A recent post by Don Boudreaux on the relative wages of actors and teachers has been doing the rounds in the economics blogosphere, garnering favorable mentions by Alex Tabarrok and Ranil Dissanayake. Boudreaux asserts that:
The lower pay of fire fighters and school teachers simply reflects the happy reality that we’re blessed with a much larger supply of superb first-responders and educators than we are of superb jocks and thespians.
There are lots of reasons why superstar actors and actresses earn tons of money. There really is a limited supply of high-end talent there, and that really does, in all likelihood, drive the high wages we observe. And Boudreaux is also right that it is good that the average firefighter or teacher isn’t paid millions of dollars, or we’d never be able to afford enough to fight all our fires and teach all our kids.
What Boudreaux gets wrong, however, is his assumption that straightforward supply and demand can possibly explain the pay earned by teachers. He’s also wrong when he asserts that the lack of high pay for awesome teachers is a good thing.
In the standard microeconomic theory of the labor market, workers earn hourly* wages equal to their marginal revenue product of labor. This is the revenue generated for the firm by the worker’s last hour of work. A worker’s wage is pinned down at their marginal revenue product (MRP) by a no-arbitrage condition. Strictly speaking, workers are assumed to be paid the value of their outside option to their current job.** In a competitive labor market, a worker that paid less than her MRP will be stolen away by another firm who is willing to pay her slightly more, and this repeats until wages reach MRP. A worker that is paid more than her MRP is losing money for her firm and will be fired (or the contract will never be offered).

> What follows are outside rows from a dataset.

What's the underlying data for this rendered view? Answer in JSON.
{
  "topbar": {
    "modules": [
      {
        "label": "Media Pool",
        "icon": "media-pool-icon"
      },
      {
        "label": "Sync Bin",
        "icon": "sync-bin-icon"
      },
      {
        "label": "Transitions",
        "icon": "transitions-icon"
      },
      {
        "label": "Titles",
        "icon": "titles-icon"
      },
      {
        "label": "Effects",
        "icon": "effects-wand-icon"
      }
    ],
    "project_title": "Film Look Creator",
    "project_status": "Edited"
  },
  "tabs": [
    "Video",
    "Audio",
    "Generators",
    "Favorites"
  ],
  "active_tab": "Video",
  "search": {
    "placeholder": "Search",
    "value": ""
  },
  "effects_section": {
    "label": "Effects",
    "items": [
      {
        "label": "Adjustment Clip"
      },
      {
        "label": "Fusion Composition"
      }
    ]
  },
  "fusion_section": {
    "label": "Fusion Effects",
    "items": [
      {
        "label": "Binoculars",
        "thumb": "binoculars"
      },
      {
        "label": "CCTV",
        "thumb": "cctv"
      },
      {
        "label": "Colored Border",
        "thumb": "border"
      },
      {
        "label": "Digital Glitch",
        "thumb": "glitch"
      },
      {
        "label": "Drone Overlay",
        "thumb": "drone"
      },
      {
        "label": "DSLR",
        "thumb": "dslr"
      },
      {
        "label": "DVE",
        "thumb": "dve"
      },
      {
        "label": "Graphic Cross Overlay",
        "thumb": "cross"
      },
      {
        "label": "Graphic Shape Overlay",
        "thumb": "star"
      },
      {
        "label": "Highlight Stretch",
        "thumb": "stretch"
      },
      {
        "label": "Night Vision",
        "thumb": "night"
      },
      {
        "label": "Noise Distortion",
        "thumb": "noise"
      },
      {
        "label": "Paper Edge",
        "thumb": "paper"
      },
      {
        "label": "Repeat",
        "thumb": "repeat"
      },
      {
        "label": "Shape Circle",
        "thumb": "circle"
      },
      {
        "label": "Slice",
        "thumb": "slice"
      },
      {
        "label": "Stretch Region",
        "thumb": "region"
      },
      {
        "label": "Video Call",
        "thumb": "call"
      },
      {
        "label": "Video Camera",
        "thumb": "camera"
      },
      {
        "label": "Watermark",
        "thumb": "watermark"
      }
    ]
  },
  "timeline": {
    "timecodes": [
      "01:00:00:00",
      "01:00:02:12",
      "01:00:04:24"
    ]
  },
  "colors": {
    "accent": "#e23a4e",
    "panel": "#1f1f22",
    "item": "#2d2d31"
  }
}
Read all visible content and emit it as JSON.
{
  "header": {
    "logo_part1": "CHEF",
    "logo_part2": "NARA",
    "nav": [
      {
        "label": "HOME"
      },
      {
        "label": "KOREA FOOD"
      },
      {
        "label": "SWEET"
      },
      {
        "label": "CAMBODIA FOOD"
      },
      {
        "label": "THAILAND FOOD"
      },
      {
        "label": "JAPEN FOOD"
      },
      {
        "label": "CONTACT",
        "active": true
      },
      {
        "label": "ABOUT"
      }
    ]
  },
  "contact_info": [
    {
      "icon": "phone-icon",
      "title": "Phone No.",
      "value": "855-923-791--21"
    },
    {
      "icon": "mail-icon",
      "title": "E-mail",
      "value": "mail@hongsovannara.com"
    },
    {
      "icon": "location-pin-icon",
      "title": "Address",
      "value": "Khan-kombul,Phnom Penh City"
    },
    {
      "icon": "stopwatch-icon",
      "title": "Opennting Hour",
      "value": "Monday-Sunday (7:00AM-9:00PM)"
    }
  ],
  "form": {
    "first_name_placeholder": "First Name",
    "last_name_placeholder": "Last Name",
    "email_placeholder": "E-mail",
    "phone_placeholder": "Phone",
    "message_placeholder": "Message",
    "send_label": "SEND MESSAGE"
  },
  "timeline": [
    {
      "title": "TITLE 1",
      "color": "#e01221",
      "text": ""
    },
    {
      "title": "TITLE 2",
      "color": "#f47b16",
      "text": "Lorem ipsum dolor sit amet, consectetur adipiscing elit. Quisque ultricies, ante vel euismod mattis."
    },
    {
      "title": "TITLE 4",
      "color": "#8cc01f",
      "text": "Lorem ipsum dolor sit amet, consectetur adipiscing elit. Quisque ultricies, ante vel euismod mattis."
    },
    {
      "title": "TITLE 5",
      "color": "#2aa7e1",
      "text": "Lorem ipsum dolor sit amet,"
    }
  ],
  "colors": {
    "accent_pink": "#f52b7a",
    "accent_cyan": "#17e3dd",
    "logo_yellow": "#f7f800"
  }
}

You can see the problem for setting the wages of teachers. Public-school teachers don’t directly generate any revenue for doing their job, and public schools are not businesses and aren’t trying to maximize profits. Even private-school teachers don’t actually generate more income for their schools by putting in additional hours or being more effective in the classroom.
So how are these wages set? I don’t know the reality, but what the theory actually says is that they get whatever the best competing job is willing to pay them.*** This means the effective floor is not set by the marginal revenue product of labor, or any measure of productivity or effectiveness, but by some alternative job to teaching.
You could imagine competitors paying teachers wages that are based on their classroom effectiveness. Replacing a terrible teacher with an average one is worth $250,000 per classroom just in terms of additional lifetime earnings (Chetty, Friedman, and Rockoff 2014). And great teachers add value in many other ways that don’t directly appear in earnings. So this could lead to parents strongly preferring excellent teachers and paying a premium to private schools to get them. This would bid up wages for great teachers and we’d see very high pay for them.
Rating teachers on classroom effectiveness is hard, though. The Chetty, Friedman, and Rockoff results I linked to are very controversial. There are definitely aspects of teacher ability that cannot be measured through test scores alone. Kane and Staiger (2012) show that expert observations of teachers in the classroom have incremental predictive power for future student performance, on top of Chetty-style value-added measures. Some teachers oppose any use of test scores in evaluating teacher ability.
So back to the question. Is the low pay (and low variance of pay) for teachers a sign that the world is full of awesome teachers? No; they are quite rare. Rather, we have tons of people who could be adequate teachers, some of whom are amazing teachers — and we have little ability to distinguish between them for the purposes of pay, at least in a way that people can agree upon.
And this has consequences. Our limited ability to tie teacher pay to teacher quality means that there are probably lots of potentially-great teachers in other professions. Our limited ability to even measure quality teaching in an agreed-upon way means it’s tough to incentivize improvements in teaching quality among existing teachers – or even for teachers who are motivated by non-pay considerations to know how they should improve. The low and flat pay for teachers is not a blessing. It is a problem that needs to be fixed.